Danielle Collins, whom Gooding has coached since last year, is perhaps the face of the franchise. An NCAA singles champion at the University of Virginia in 2014 and 2016, Collins reached as high as No. 23 in the WTA rankings last year. Her 2020 season featured victories over three top-15 opponents, including a 6-1, 6-1 dispatching of No. 5 Elina Svitolina on Jan. 6.
Collins defeated a former No. 1 player, Victoria Azarenka, last month at the Credit One Bank Invitational in Charleston, South Carolina. Gooding was in attendance for that tournament, and he knows that despite the long layoff, his pupil has been keeping her game sharp.
“The thing with Danielle is she’s very self-motivated,” Gooding said. “She’s been physically working hard during this downtime since the tour has been closed. She has been getting as much on-court time as possible. Yeah, she’s motivated. She wants to continue to work, she wants to compete, she wants to play, she wants to get better. It’s a pleasure to work with her.”
Collins played just one match with the Philadelphia Freedoms in her inaugural season in the WTT last year. She told WTT All-Star Ryan Harrison in May that she was “bummed” about not being able to play more, so when she was invited back in 2020, she jumped at the opportunity.
“I was like, ‘Yes, 100%,’” Collins recalled. “I thought it was going to be so much fun. … Now with no tournaments going on, I think it’s going to be super exciting that we’ll be one of the first sporting events that starts again.”
Jessica Pegula is another member of the Storm who was champing at the bit to get involved with WTT. Although she is a league rookie, she has been trying to get on to a squad for the past couple of years. However, travel restrictions or injuries always seemed to impede her path. Now she is ready for WTT’s unique brand of tennis, one in which a match consists of five sets, one for each of its five playing disciplines: women’s singles, men’s singles, women’s doubles, men’s doubles and mixed doubles.
Pegula says preparing to play perhaps only one first-to-five-games set is different from preparing for a standard three-set match on the WTA Tour.
“You have to be ready to go from the start and you have to ready for kind of anything,” she said. “I think it’s good to get you going right off the bat because you don’t really have a choice. It also still puts you in those pressure situations which, when we’re all playing practice sets and matches, we’re all trying to recreate. I think it’s as close as you can get to playing an actual WTA or ATP match, pressure-wise.”
Pegula claimed her first WTA title in. Aug., which vaulted her up to No. 55 in the rankings. She also reached the finals of the ASB Classic in Jan., besting the former No. 1-ranked Caroline Wozniacki along the way.
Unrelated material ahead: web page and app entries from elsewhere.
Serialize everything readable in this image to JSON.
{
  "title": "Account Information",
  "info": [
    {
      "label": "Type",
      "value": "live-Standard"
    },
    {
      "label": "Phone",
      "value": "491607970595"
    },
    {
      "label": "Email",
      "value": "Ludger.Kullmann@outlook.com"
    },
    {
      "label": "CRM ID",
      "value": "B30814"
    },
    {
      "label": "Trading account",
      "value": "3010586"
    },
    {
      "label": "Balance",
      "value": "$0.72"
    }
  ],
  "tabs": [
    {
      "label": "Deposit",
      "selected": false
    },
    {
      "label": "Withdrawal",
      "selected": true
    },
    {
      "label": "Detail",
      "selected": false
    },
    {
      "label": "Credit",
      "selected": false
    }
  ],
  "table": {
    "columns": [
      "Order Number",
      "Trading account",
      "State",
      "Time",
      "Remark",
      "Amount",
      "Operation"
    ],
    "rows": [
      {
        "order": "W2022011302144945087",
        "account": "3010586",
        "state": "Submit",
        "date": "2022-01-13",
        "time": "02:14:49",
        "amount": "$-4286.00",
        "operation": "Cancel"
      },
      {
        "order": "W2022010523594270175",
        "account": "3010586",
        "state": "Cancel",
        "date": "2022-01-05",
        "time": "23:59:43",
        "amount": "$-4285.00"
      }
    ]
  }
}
But Pegula isn’t only valuable in singles action; she has more than 200 doubles matches to her credit and said she will be raring to go for whatever Coach Gooding asks of her.
That versatility is another quality the Storm posses in spades. Gooding said both Collins and Pegula as well as 33-year-old Brit James Ward could all be called upon for singles or doubles matches. Tennys Sandgren is the Storm’s most accomplished male singles player, is currently ranked No. 55 in the world and was an Australian Open quarterfinalist this year. But he too has plenty of doubles skill. This presents a problem for Gooding, but a nice one to have.
“I think it’s great,” he said of his roster’s flexibility. “It sort of puts me in a tough position because I do have those options now, and I know that they are all going to want to play.”
Ken Skupski knows exactly when it’s his time to shine. He is a doubles specialist who advanced to the quarterfinals at this year’s Australian Open and to the same round in both doubles and mixed doubles at Wimbledon three years ago. He sits at No. 51 in the ATP’s doubles rankings and was the third-most successful men’s doubles player during the 2019 WTT season among qualified players, winning 52.6% of his games.
Skupski and Darija Jurak are Orlando’s lead veterans in multiple respects. Not only are they the team’s most experienced players at 37 and 36 years old, respectively; they are also the only returning members from the Storm’s 2019 expansion campaign.
Jurak made her first appearance on the WTA Tour 20 years ago and has competed in more than 900 doubles matches. She is ranked No. 35 in women’s doubles and has six WTA and 35 ITF titles to her ledger.
Now it’s up to Gooding to make all of these pieces fit. While he and everyone else hopes this WTT season goes off without a hitch, the Storm will try to create a special season out of this unique situation.
“I feel like we have a really solid team,” Pegula said. “… I think we’re feeling good. Hopefully, we can make that work throughout the season.”
World TeamTennis 2020 At The Greenbrier